Williams has explained his methodology, which is not all that different from the way Brahms would have performed it: “While composing, I’m scribbling with a pen and throwing internet pages all above the place.” He would make audio with the most standard of instruments: a Steinway and staff paper. His orchestrations are, as he has said, “articulated down to the very last harp.” Williams is the graphic of the composer as solitary artist that most of us keep in our heads. He is an sector paragon. It’s even mentioned that directors sometimes operate all around his songs rather than the other way all-around.

The Williams method, as Kraemer noted, is exceedingly uncommon these times. As the Hollywood composer I spoke with place it, “The name brand names have experienced people today produce their music for 20-moreover several years.” A veteran Hollywood songs supervisor explained how it works. “The composers have 6 or seven initiatives on the go at any stage,” he reported, referring to direct composers operating in tv. “The leader sets the ‘tonal palette’ to get them likely. And then the minions do the actual writing.” Let us say you’re a person of these minions—an additional composer or a studio assistant who is allowed to write—and you are working on the rating of a tentpole motion picture with a big movie-new music studio. You are assigned a amount of “cues”: bits of the rating that you will compose to accompany precise scenes. The direct composer—whose title will go on the closing product—has labored up the over-all course. Zimmer phone calls it “the sketch.” As Devo founder turned movie composer Mark Mothersbaugh (Rugrats, The Lego Motion picture, and four Wes Anderson movies) at the time explained it, “You give them themes, you do a tough mock-up, and then individuals folks great-tune it all.” In some approaches, it’s a system that resembles the assembly-line studios of present-day artists this kind of as Mark Kostabi and Jeff Koons.

As a wonderful-tuner, you write the actual songs for your assigned cues and post demos to the lead composer’s studio.
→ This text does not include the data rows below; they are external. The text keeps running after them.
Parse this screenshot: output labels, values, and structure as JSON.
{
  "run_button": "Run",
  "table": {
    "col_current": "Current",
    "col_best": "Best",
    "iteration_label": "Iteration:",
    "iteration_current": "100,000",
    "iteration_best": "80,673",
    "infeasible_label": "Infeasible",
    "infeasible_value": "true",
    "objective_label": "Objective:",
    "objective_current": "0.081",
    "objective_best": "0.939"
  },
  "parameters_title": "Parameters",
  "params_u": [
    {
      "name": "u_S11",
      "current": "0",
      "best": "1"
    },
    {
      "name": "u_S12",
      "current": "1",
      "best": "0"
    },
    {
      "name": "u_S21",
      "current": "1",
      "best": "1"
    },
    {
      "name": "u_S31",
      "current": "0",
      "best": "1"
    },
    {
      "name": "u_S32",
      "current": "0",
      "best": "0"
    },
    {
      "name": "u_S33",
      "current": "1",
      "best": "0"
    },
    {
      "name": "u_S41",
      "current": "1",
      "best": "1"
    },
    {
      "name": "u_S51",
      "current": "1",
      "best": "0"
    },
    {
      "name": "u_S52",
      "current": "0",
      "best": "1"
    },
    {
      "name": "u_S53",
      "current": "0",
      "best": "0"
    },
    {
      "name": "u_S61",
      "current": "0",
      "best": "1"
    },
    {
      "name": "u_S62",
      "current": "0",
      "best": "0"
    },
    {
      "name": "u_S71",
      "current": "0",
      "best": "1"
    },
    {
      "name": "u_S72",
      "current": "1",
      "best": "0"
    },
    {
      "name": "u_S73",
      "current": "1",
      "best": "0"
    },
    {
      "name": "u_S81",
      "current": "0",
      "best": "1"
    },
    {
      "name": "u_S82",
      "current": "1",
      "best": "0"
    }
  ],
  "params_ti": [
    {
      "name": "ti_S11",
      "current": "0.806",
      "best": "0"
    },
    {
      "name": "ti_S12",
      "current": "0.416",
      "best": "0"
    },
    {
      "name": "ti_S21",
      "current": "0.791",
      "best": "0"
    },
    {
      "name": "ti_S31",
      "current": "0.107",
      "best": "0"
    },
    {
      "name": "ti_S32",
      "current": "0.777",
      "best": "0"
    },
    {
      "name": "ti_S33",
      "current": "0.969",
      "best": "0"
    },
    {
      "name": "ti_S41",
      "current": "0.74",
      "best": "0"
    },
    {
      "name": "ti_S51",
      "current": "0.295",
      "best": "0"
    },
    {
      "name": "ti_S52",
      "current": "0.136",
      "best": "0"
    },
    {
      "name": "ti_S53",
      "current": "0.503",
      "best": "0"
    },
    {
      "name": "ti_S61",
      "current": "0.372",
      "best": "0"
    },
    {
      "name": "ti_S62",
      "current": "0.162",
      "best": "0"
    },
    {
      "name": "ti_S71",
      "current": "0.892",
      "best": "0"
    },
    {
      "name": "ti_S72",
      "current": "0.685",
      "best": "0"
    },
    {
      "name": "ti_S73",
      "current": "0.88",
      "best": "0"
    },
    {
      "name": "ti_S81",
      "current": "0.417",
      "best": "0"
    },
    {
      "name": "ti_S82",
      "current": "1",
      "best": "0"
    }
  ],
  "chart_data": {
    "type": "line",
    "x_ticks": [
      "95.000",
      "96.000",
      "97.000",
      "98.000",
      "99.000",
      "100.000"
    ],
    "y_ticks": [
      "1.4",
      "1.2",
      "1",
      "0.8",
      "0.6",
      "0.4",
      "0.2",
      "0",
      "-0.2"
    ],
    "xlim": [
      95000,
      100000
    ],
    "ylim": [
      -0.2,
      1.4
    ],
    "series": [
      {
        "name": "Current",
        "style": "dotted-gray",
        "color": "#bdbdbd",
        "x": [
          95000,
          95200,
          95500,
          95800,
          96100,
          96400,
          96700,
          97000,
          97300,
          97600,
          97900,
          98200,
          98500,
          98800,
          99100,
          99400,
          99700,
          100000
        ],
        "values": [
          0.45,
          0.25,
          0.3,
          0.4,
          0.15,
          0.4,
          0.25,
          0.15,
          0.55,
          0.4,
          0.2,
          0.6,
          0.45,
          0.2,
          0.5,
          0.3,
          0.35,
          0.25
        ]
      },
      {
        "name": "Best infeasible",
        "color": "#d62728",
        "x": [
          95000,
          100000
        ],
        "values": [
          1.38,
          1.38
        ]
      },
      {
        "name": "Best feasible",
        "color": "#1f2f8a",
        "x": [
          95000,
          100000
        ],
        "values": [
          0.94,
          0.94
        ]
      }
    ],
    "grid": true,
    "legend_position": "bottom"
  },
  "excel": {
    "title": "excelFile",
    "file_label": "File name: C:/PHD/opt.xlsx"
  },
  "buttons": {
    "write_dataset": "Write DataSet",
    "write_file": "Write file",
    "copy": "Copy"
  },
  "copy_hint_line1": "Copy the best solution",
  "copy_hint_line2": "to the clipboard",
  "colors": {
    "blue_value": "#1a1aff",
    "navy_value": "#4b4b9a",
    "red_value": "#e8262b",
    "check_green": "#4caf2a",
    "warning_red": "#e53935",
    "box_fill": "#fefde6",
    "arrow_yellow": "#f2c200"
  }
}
Then arrives a procedure of suggestions and acceptance, adopted by the true recording—which could signify an orchestra. To put movie scoring into culinary phrases, the cues you have prepared go into a soup (the rating) developed by a lot of fellow sous chefs (supplemental composers) doing work beneath an govt chef (the guide composer). Component of the idiosyncratic attractiveness of a Hollywood film score, as the Hollywood composer I spoke to phrased it, is its “cool collaborative factor, a handed-down-the-line truly feel.” When the group clicks, there is a shared feeling of strength and business. For several younger composers, it’s what draws them to Hollywood as opposed to Carnegie Corridor.

If their contributions conclude up being credited (generally as “additional composer”) and the shell out is good, the members can be very pleased. They can fork out the hire. They might someday increase to the level of guide composer, as did John Powell, Henry Gregson-Williams, and Lorne Balfe, fantastic film scorers all, coming out of Zimmer’s behemoth Remote Control studio in Santa Monica. (The minions there are often referred to as “Zimlings.”)

And then there are the ghost composers. As substantially as ghost composing is just about mysterious among the moviegoing general public, it enjoys a prolonged custom as an entry-degree rite of passage. Just one of the gods of movie scoring, Ennio Morricone, was a ghost composer ahead of earning his initially credit rating on a element in 1961. “I’ve been a ghost myself (on really significant motion pictures),” Zimmer has pointed out. Once in a while, the difficulty of ghost composing pops up in the media, as when, in 2014, the deaf Japanese composer Mamoru Samuragochi, a so-named “digital-age Beethoven,” was uncovered to have utilized a ghost composer for 18 years. It was regarded as a scandal.